As per Article 68 of the Constitution of India, an election to fill the vacancy caused by the expiration of the term of office of the outgoing Vice-President is required to be completed before the expiration of the term.

  1. The opposition  named former Governor and former union minister Margaret Alva as its candidate for Vice President.
  2. The ruling NDA has announced West Bengal Governor Jagdeep Dhankhar will be its candidate for the post.

Election of Vice-President

  • Article 324 of the Constitution read with the Presidential and Vice-Presidential Elections Act, 1952 and the Presidential and Vice-Presidential Elections Rules, 1974, vests the superintendence, direction and control of the conduct of election to the office of the Vice-President of India in the Election Commission of India.
  • The notification for election shall be issued on or after the sixtieth day before the expiration of term of office of the outgoing Vice-President.
  • As per Article 66 of the Constitution of India, the Vice-President is elected by the members of the Electoral College.Electoral College consists of:
  1. Elected members of Rajya Sabha.
  2. Nominated members of Rajya Sabha.
  3. Elected members of Lok Sabha.


  • Should be a citizen of India.
  • Should have completed 35 years of age.
  • Should be qualified for election as a member of the Rajya Sabha.
  • Should not hold any office of profit under the Union government or any state government or any local authority or any other public authority.
  • The Vice President is the second highest constitutional office in India. He/She serves for a five-year term, but can continue to be in office. irrespective of the expiry of the term, until the successor assumes office.
  • The Vice President may resign his office by submitting his resignation to the President of India. The resignation becomes effective from the day it is accepted.
  • The Vice President can be removed from office by a resolution of the Council of States, passed by a majority of its members at that time and agreed to by the House of the People. A resolution for this purpose may be moved only after a notice of at least a minimum of 14 days has been given of such an intention.
  • The Vice President is the ex-officio Chairperson of the Council of States (Rajya Sabha) and does not hold any other office of profit.

4. Parliamentary Privileges

Wrong notion about Immunity from action by agencies when House session is on.   
The term 'privilege' implies certain rights, immunities enjoyed by the two Houses, their panels and MPs to enable them to discharge their functions efficiently

  1. Parliamentary privileges are certain rights and immunities enjoyed by members of Parliament, individually and collectively, so that they can “effectively discharge their functions”.
  2. Parliamentary privileges are defined in Article 105 of the Indian Constitution and those of State legislatures in Article 194.
  3. When any of these rights and immunities are disregarded, the offense is called a breach of privilege and is punishable under law of Parliament.

 Privileges of Parliamentarians

  1. Freedom of Speech
  2. Freedom from Arrest
  3. Exemption from attendance as witnesses

Freedom from Arrest: It is understood that no member shall be arrested in a civil case 40 days before and after the adjournment of the House (Lok Sabha or Rajya Sabha) and also when the House is in session.

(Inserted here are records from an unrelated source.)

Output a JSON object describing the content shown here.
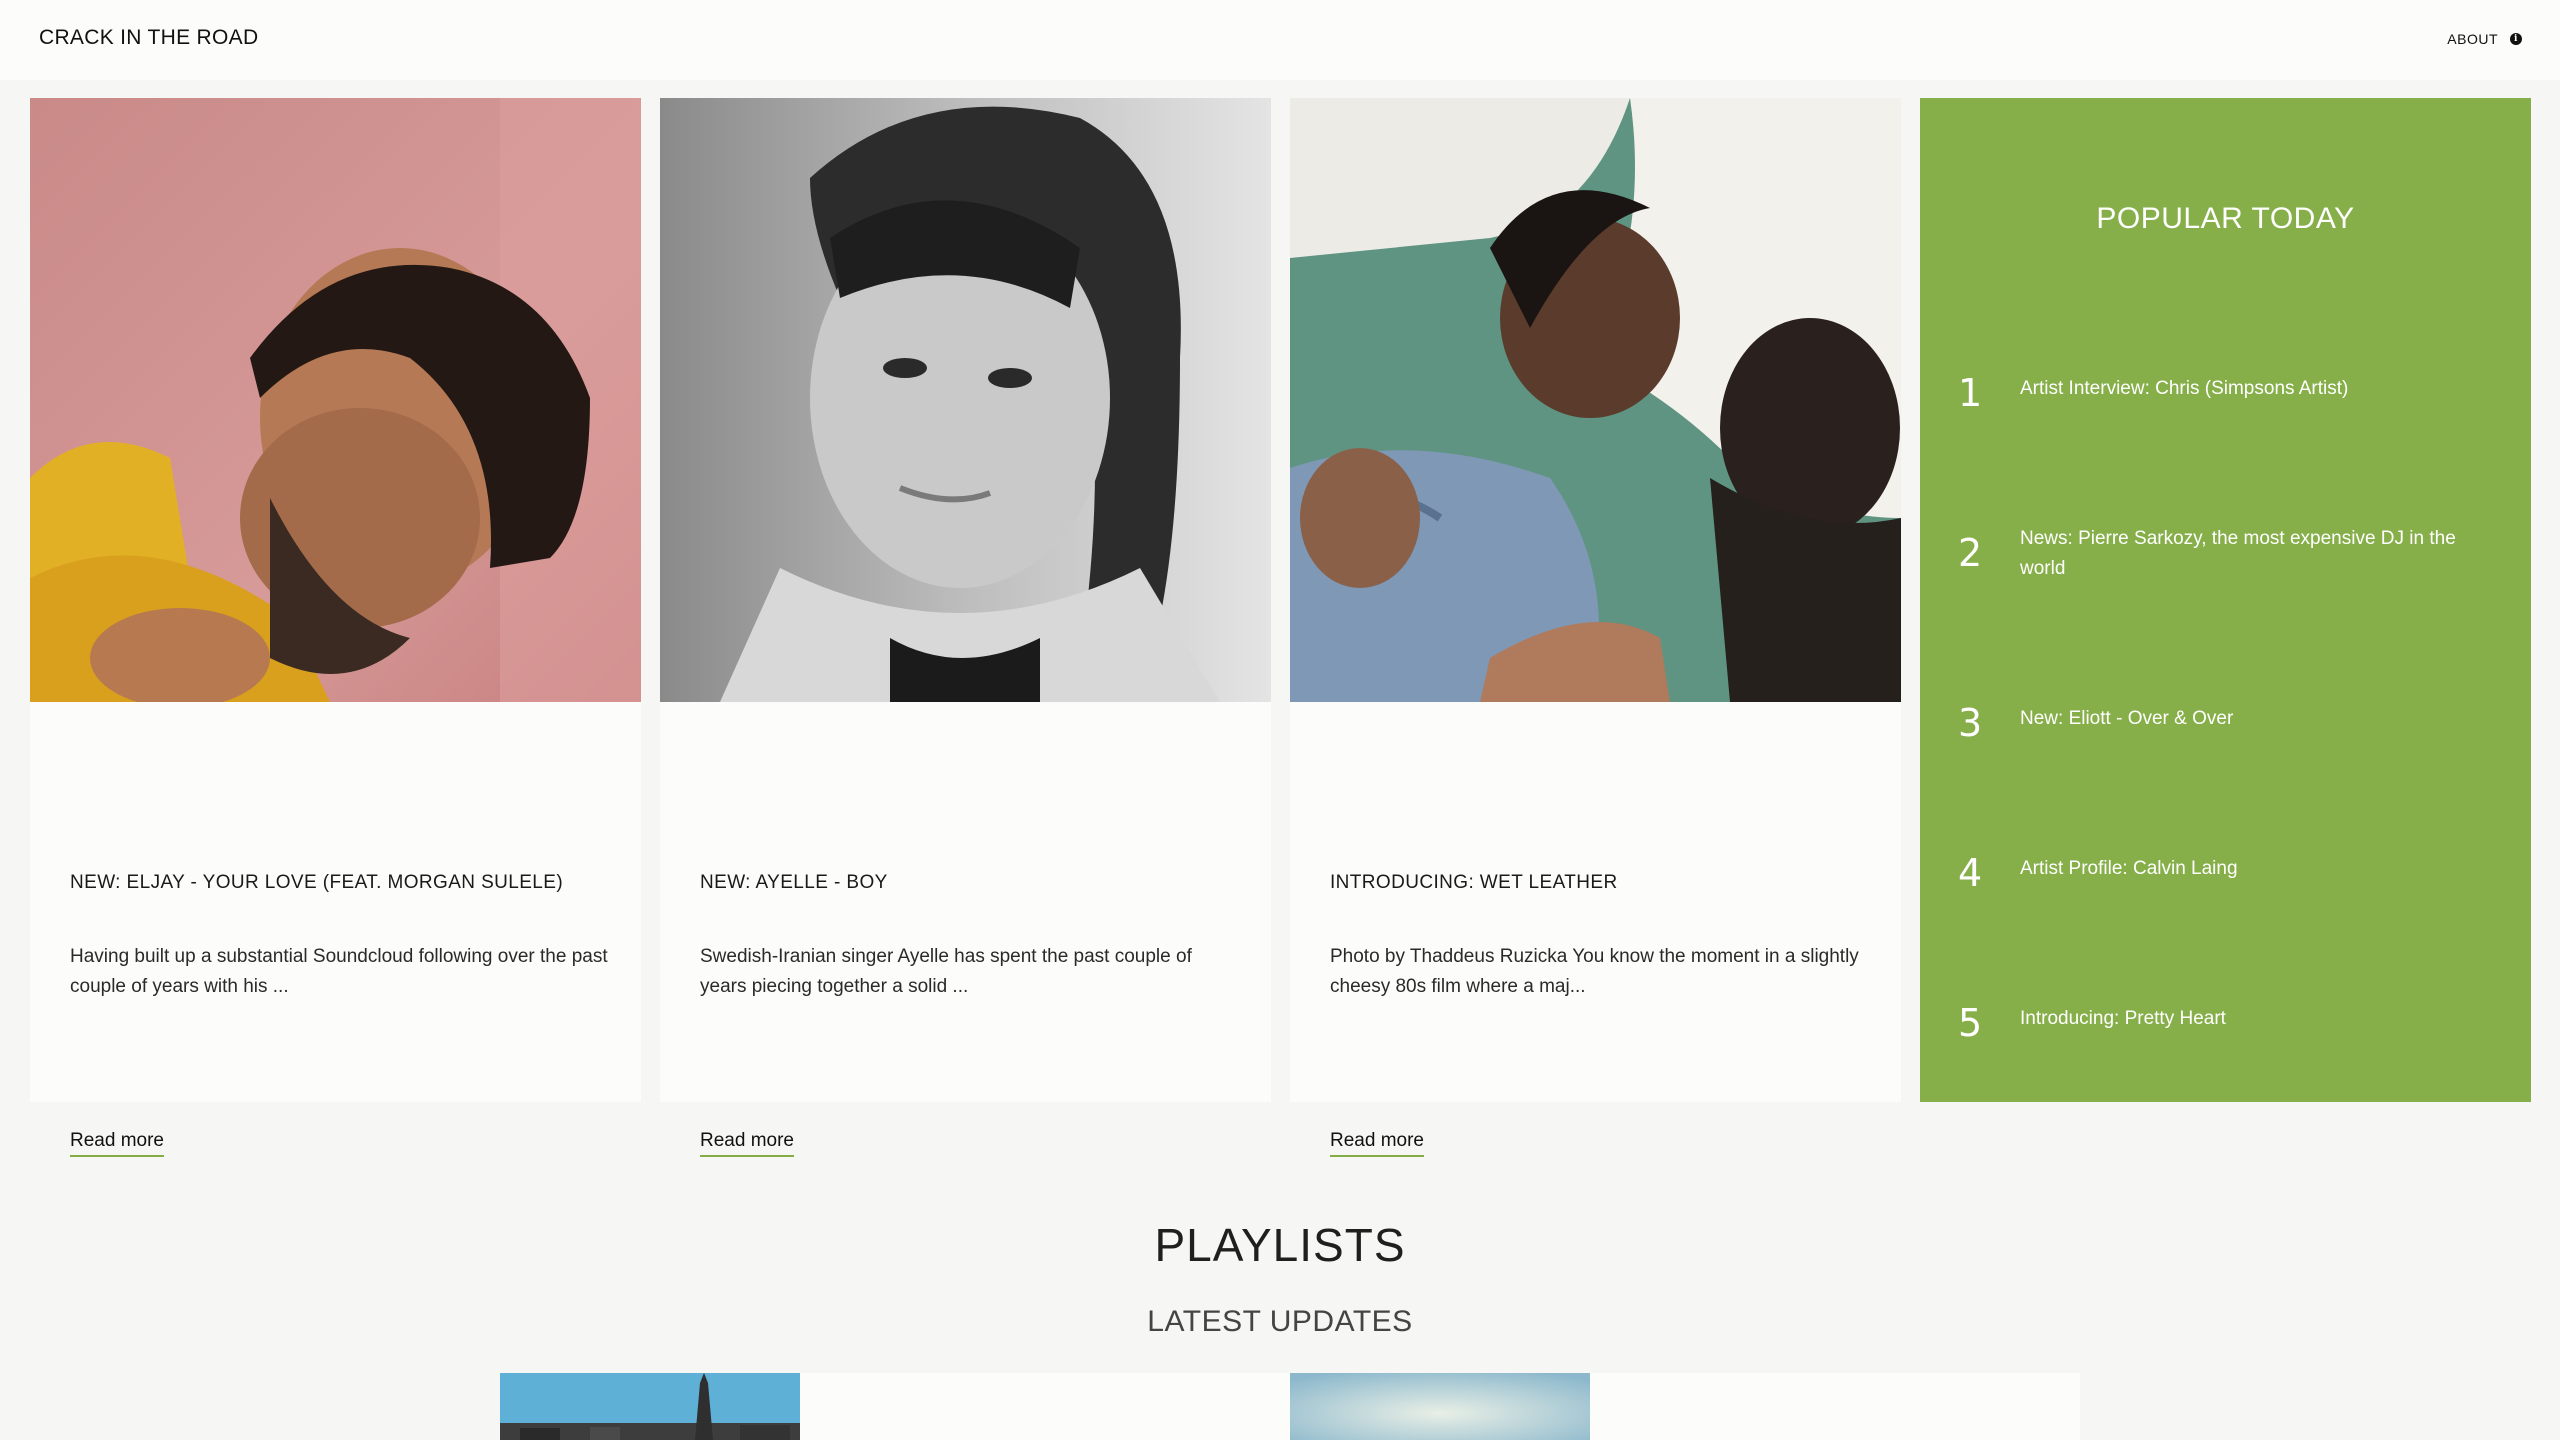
{
  "header": {
    "brand": "CRACK IN THE ROAD",
    "about_label": "ABOUT",
    "about_icon": "info-icon"
  },
  "cards": [
    {
      "title": "NEW: ELJAY - YOUR LOVE (FEAT. MORGAN SULELE)",
      "excerpt": "Having built up a substantial Soundcloud following over the past couple of years with his ...",
      "read_more": "Read more"
    },
    {
      "title": "NEW: AYELLE - BOY",
      "excerpt": "Swedish-Iranian singer Ayelle has spent the past couple of years piecing together a solid ...",
      "read_more": "Read more"
    },
    {
      "title": "INTRODUCING: WET LEATHER",
      "excerpt": "Photo by Thaddeus Ruzicka You know the moment in a slightly cheesy 80s film where a maj...",
      "read_more": "Read more"
    }
  ],
  "popular": {
    "title": "POPULAR TODAY",
    "items": [
      {
        "num": "1",
        "label": "Artist Interview: Chris (Simpsons Artist)"
      },
      {
        "num": "2",
        "label": "News: Pierre Sarkozy, the most expensive DJ in the world"
      },
      {
        "num": "3",
        "label": "New: Eliott - Over & Over"
      },
      {
        "num": "4",
        "label": "Artist Profile: Calvin Laing"
      },
      {
        "num": "5",
        "label": "Introducing: Pretty Heart"
      }
    ]
  },
  "playlists": {
    "title": "PLAYLISTS",
    "subtitle": "LATEST UPDATES"
  },
  "colors": {
    "accent": "#86af4a",
    "background": "#f6f6f4",
    "card": "#fcfcfb"
  }
}
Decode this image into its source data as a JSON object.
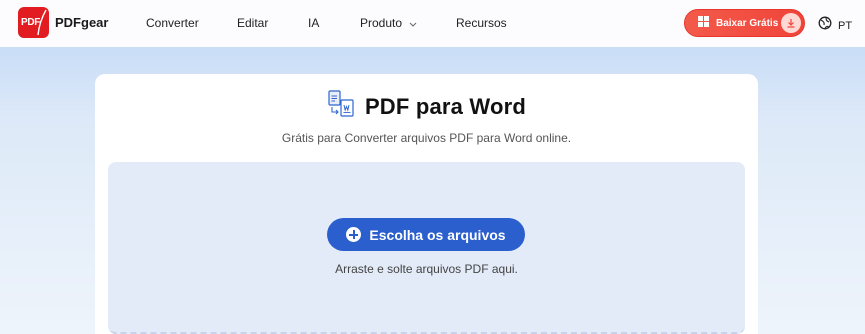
{
  "header": {
    "brand": "PDFgear",
    "logo_text": "PDF",
    "nav": [
      {
        "label": "Converter"
      },
      {
        "label": "Editar"
      },
      {
        "label": "IA"
      },
      {
        "label": "Produto"
      },
      {
        "label": "Recursos"
      }
    ],
    "download_label": "Baixar Grátis",
    "language": "PT"
  },
  "main": {
    "title": "PDF para Word",
    "subtitle": "Grátis para Converter arquivos PDF para Word online.",
    "choose_files_label": "Escolha os arquivos",
    "drop_hint": "Arraste e solte arquivos PDF aqui."
  },
  "colors": {
    "brand_red": "#e11d21",
    "download_button": "#f0443a",
    "primary_blue": "#2b5fcd",
    "dropzone_bg": "#e3ebf8"
  }
}
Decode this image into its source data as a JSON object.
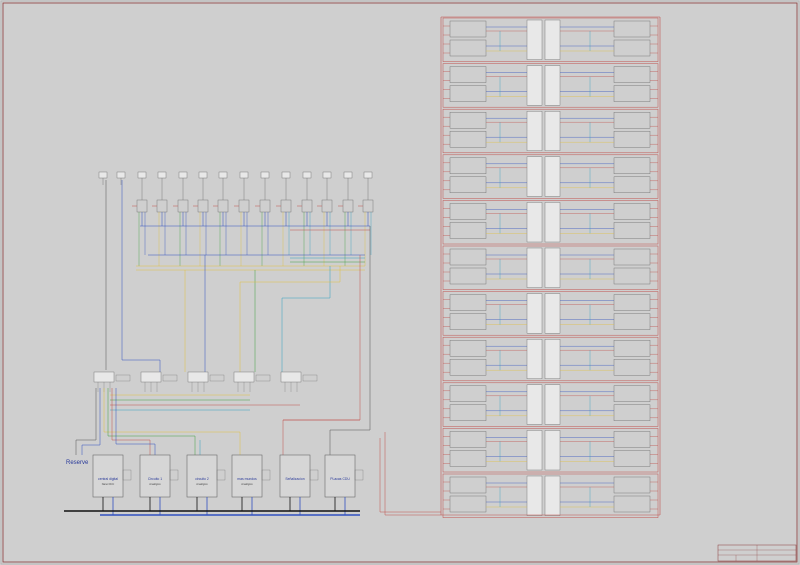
{
  "diagram": {
    "reserve_label": "Reserve",
    "modules": [
      {
        "title": "central digital",
        "subtitle": "Nano DCC"
      },
      {
        "title": "Circuito 1",
        "subtitle": "Analógico"
      },
      {
        "title": "circuito 2",
        "subtitle": "Analógico"
      },
      {
        "title": "mas mundos",
        "subtitle": "Analógico"
      },
      {
        "title": "Señalizacion",
        "subtitle": ""
      },
      {
        "title": "PLacas CDU",
        "subtitle": ""
      }
    ],
    "rack_count": 11,
    "switch_count": 14,
    "relay_count": 5
  },
  "colors": {
    "background": "#cfcfcf",
    "frame": "#8a3a3a",
    "wire_red": "#c0504d",
    "wire_blue": "#3050c0",
    "wire_yellow": "#e0c040",
    "wire_cyan": "#30a0c0",
    "wire_green": "#40a040",
    "wire_black": "#111111",
    "component_outline": "#6a6a6a",
    "text_blue": "#2a3a9a"
  }
}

It also means that no member can be arrested within the precincts of the Parliament without the permission of the House to which he/she belongs.

Privileges of the Parliament

  1. Right to publish debates and proceedings
  2. Right to exclude strangers
  3. Right to punish members and outsiders for breach of its privileges
  4. Right to regulate the internal affairs of the House

What is the privileges committee?

In the Lok Sabha, the Speaker nominates a committee of privileges consisting of 15 members as per respective party strengths. A report is then presented to the House for its consideration. The Speaker may permit a half-hour debate while considering the report. The Speaker may then pass final orders or direct that the report be tabled before the House. A resolution may then be moved relating to the breach of privilege that has to be unanimously passed. In the Rajya Sabha, the deputy chairperson heads the committee of privileges, which consists of 10 members.